ASSIGNMENT - Please output the entries that follow exactly, without a single image.

ENTRIES PROVIDED -

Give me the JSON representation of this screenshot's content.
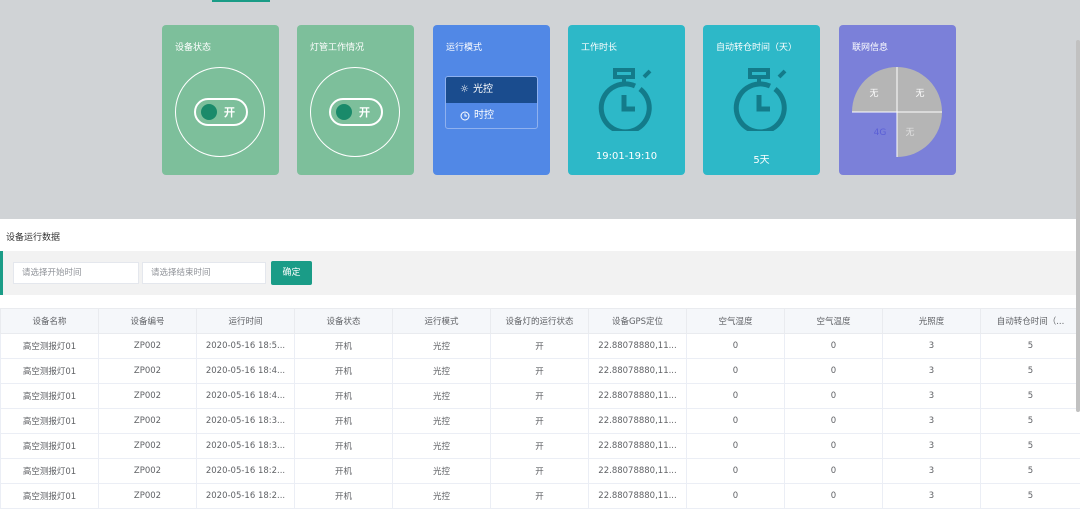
{
  "cards": {
    "device_status": {
      "title": "设备状态",
      "switch_text": "开"
    },
    "lamp_status": {
      "title": "灯管工作情况",
      "switch_text": "开"
    },
    "run_mode": {
      "title": "运行模式",
      "options": [
        "光控",
        "时控"
      ],
      "selected": "光控"
    },
    "work_time": {
      "title": "工作时长",
      "value": "19:01-19:10"
    },
    "auto_return": {
      "title": "自动转仓时间（天）",
      "value": "5天"
    },
    "network": {
      "title": "联网信息",
      "quadrants": [
        "无",
        "无",
        "4G",
        "无"
      ]
    }
  },
  "section": {
    "title": "设备运行数据"
  },
  "filter": {
    "start_placeholder": "请选择开始时间",
    "end_placeholder": "请选择结束时间",
    "confirm_label": "确定"
  },
  "table": {
    "columns": [
      "设备名称",
      "设备编号",
      "运行时间",
      "设备状态",
      "运行模式",
      "设备灯的运行状态",
      "设备GPS定位",
      "空气湿度",
      "空气温度",
      "光照度",
      "自动转仓时间（..."
    ],
    "rows": [
      [
        "高空测报灯01",
        "ZP002",
        "2020-05-16 18:5...",
        "开机",
        "光控",
        "开",
        "22.88078880,11...",
        "0",
        "0",
        "3",
        "5"
      ],
      [
        "高空测报灯01",
        "ZP002",
        "2020-05-16 18:4...",
        "开机",
        "光控",
        "开",
        "22.88078880,11...",
        "0",
        "0",
        "3",
        "5"
      ],
      [
        "高空测报灯01",
        "ZP002",
        "2020-05-16 18:4...",
        "开机",
        "光控",
        "开",
        "22.88078880,11...",
        "0",
        "0",
        "3",
        "5"
      ],
      [
        "高空测报灯01",
        "ZP002",
        "2020-05-16 18:3...",
        "开机",
        "光控",
        "开",
        "22.88078880,11...",
        "0",
        "0",
        "3",
        "5"
      ],
      [
        "高空测报灯01",
        "ZP002",
        "2020-05-16 18:3...",
        "开机",
        "光控",
        "开",
        "22.88078880,11...",
        "0",
        "0",
        "3",
        "5"
      ],
      [
        "高空测报灯01",
        "ZP002",
        "2020-05-16 18:2...",
        "开机",
        "光控",
        "开",
        "22.88078880,11...",
        "0",
        "0",
        "3",
        "5"
      ],
      [
        "高空测报灯01",
        "ZP002",
        "2020-05-16 18:2...",
        "开机",
        "光控",
        "开",
        "22.88078880,11...",
        "0",
        "0",
        "3",
        "5"
      ]
    ]
  },
  "colors": {
    "accent": "#1a9c87",
    "green_card": "#7dbf9b",
    "blue_card": "#5188e6",
    "teal_card": "#2db8c8",
    "purple_card": "#7b80d9"
  }
}
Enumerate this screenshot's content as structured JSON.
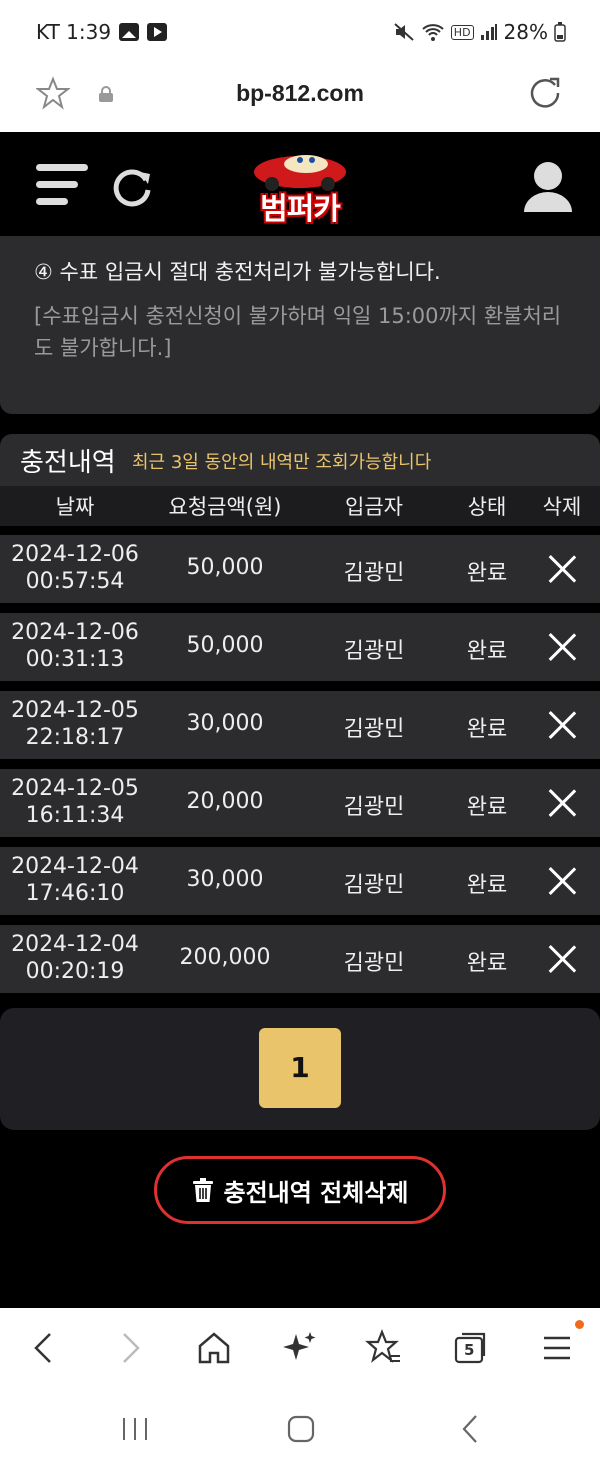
{
  "status_bar": {
    "carrier_time": "KT 1:39",
    "hd": "HD",
    "battery": "28%"
  },
  "address_bar": {
    "url": "bp-812.com"
  },
  "header": {
    "logo_text": "범퍼카"
  },
  "notice": {
    "line1": "④ 수표 입금시 절대 충전처리가 불가능합니다.",
    "line2": "[수표입금시 충전신청이 불가하며 익일 15:00까지 환불처리도 불가합니다.]"
  },
  "history": {
    "title": "충전내역",
    "subtitle": "최근 3일 동안의 내역만 조회가능합니다",
    "columns": [
      "날짜",
      "요청금액(원)",
      "입금자",
      "상태",
      "삭제"
    ],
    "rows": [
      {
        "date": "2024-12-06",
        "time": "00:57:54",
        "amount": "50,000",
        "depositor": "김광민",
        "status": "완료"
      },
      {
        "date": "2024-12-06",
        "time": "00:31:13",
        "amount": "50,000",
        "depositor": "김광민",
        "status": "완료"
      },
      {
        "date": "2024-12-05",
        "time": "22:18:17",
        "amount": "30,000",
        "depositor": "김광민",
        "status": "완료"
      },
      {
        "date": "2024-12-05",
        "time": "16:11:34",
        "amount": "20,000",
        "depositor": "김광민",
        "status": "완료"
      },
      {
        "date": "2024-12-04",
        "time": "17:46:10",
        "amount": "30,000",
        "depositor": "김광민",
        "status": "완료"
      },
      {
        "date": "2024-12-04",
        "time": "00:20:19",
        "amount": "200,000",
        "depositor": "김광민",
        "status": "완료"
      }
    ]
  },
  "pagination": {
    "current_page": "1"
  },
  "delete_all_label": "충전내역 전체삭제",
  "browser_nav": {
    "tabs_count": "5"
  },
  "colors": {
    "accent": "#e9c46a",
    "danger": "#e03131",
    "panel": "#2c2c2e"
  }
}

REPLY -
Give me the JSON representation of this screenshot's content.
{
  "cards": {
    "device_status": {
      "title": "设备状态",
      "switch_text": "开"
    },
    "lamp_status": {
      "title": "灯管工作情况",
      "switch_text": "开"
    },
    "run_mode": {
      "title": "运行模式",
      "options": [
        "光控",
        "时控"
      ],
      "selected": "光控"
    },
    "work_time": {
      "title": "工作时长",
      "value": "19:01-19:10"
    },
    "auto_return": {
      "title": "自动转仓时间（天）",
      "value": "5天"
    },
    "network": {
      "title": "联网信息",
      "quadrants": [
        "无",
        "无",
        "4G",
        "无"
      ]
    }
  },
  "section": {
    "title": "设备运行数据"
  },
  "filter": {
    "start_placeholder": "请选择开始时间",
    "end_placeholder": "请选择结束时间",
    "confirm_label": "确定"
  },
  "table": {
    "columns": [
      "设备名称",
      "设备编号",
      "运行时间",
      "设备状态",
      "运行模式",
      "设备灯的运行状态",
      "设备GPS定位",
      "空气湿度",
      "空气温度",
      "光照度",
      "自动转仓时间（..."
    ],
    "rows": [
      [
        "高空测报灯01",
        "ZP002",
        "2020-05-16 18:5...",
        "开机",
        "光控",
        "开",
        "22.88078880,11...",
        "0",
        "0",
        "3",
        "5"
      ],
      [
        "高空测报灯01",
        "ZP002",
        "2020-05-16 18:4...",
        "开机",
        "光控",
        "开",
        "22.88078880,11...",
        "0",
        "0",
        "3",
        "5"
      ],
      [
        "高空测报灯01",
        "ZP002",
        "2020-05-16 18:4...",
        "开机",
        "光控",
        "开",
        "22.88078880,11...",
        "0",
        "0",
        "3",
        "5"
      ],
      [
        "高空测报灯01",
        "ZP002",
        "2020-05-16 18:3...",
        "开机",
        "光控",
        "开",
        "22.88078880,11...",
        "0",
        "0",
        "3",
        "5"
      ],
      [
        "高空测报灯01",
        "ZP002",
        "2020-05-16 18:3...",
        "开机",
        "光控",
        "开",
        "22.88078880,11...",
        "0",
        "0",
        "3",
        "5"
      ],
      [
        "高空测报灯01",
        "ZP002",
        "2020-05-16 18:2...",
        "开机",
        "光控",
        "开",
        "22.88078880,11...",
        "0",
        "0",
        "3",
        "5"
      ],
      [
        "高空测报灯01",
        "ZP002",
        "2020-05-16 18:2...",
        "开机",
        "光控",
        "开",
        "22.88078880,11...",
        "0",
        "0",
        "3",
        "5"
      ]
    ]
  },
  "colors": {
    "accent": "#1a9c87",
    "green_card": "#7dbf9b",
    "blue_card": "#5188e6",
    "teal_card": "#2db8c8",
    "purple_card": "#7b80d9"
  }
}
Enumerate this screenshot's content as structured JSON.
{
  "status_bar": {
    "carrier_time": "KT 1:39",
    "hd": "HD",
    "battery": "28%"
  },
  "address_bar": {
    "url": "bp-812.com"
  },
  "header": {
    "logo_text": "범퍼카"
  },
  "notice": {
    "line1": "④ 수표 입금시 절대 충전처리가 불가능합니다.",
    "line2": "[수표입금시 충전신청이 불가하며 익일 15:00까지 환불처리도 불가합니다.]"
  },
  "history": {
    "title": "충전내역",
    "subtitle": "최근 3일 동안의 내역만 조회가능합니다",
    "columns": [
      "날짜",
      "요청금액(원)",
      "입금자",
      "상태",
      "삭제"
    ],
    "rows": [
      {
        "date": "2024-12-06",
        "time": "00:57:54",
        "amount": "50,000",
        "depositor": "김광민",
        "status": "완료"
      },
      {
        "date": "2024-12-06",
        "time": "00:31:13",
        "amount": "50,000",
        "depositor": "김광민",
        "status": "완료"
      },
      {
        "date": "2024-12-05",
        "time": "22:18:17",
        "amount": "30,000",
        "depositor": "김광민",
        "status": "완료"
      },
      {
        "date": "2024-12-05",
        "time": "16:11:34",
        "amount": "20,000",
        "depositor": "김광민",
        "status": "완료"
      },
      {
        "date": "2024-12-04",
        "time": "17:46:10",
        "amount": "30,000",
        "depositor": "김광민",
        "status": "완료"
      },
      {
        "date": "2024-12-04",
        "time": "00:20:19",
        "amount": "200,000",
        "depositor": "김광민",
        "status": "완료"
      }
    ]
  },
  "pagination": {
    "current_page": "1"
  },
  "delete_all_label": "충전내역 전체삭제",
  "browser_nav": {
    "tabs_count": "5"
  },
  "colors": {
    "accent": "#e9c46a",
    "danger": "#e03131",
    "panel": "#2c2c2e"
  }
}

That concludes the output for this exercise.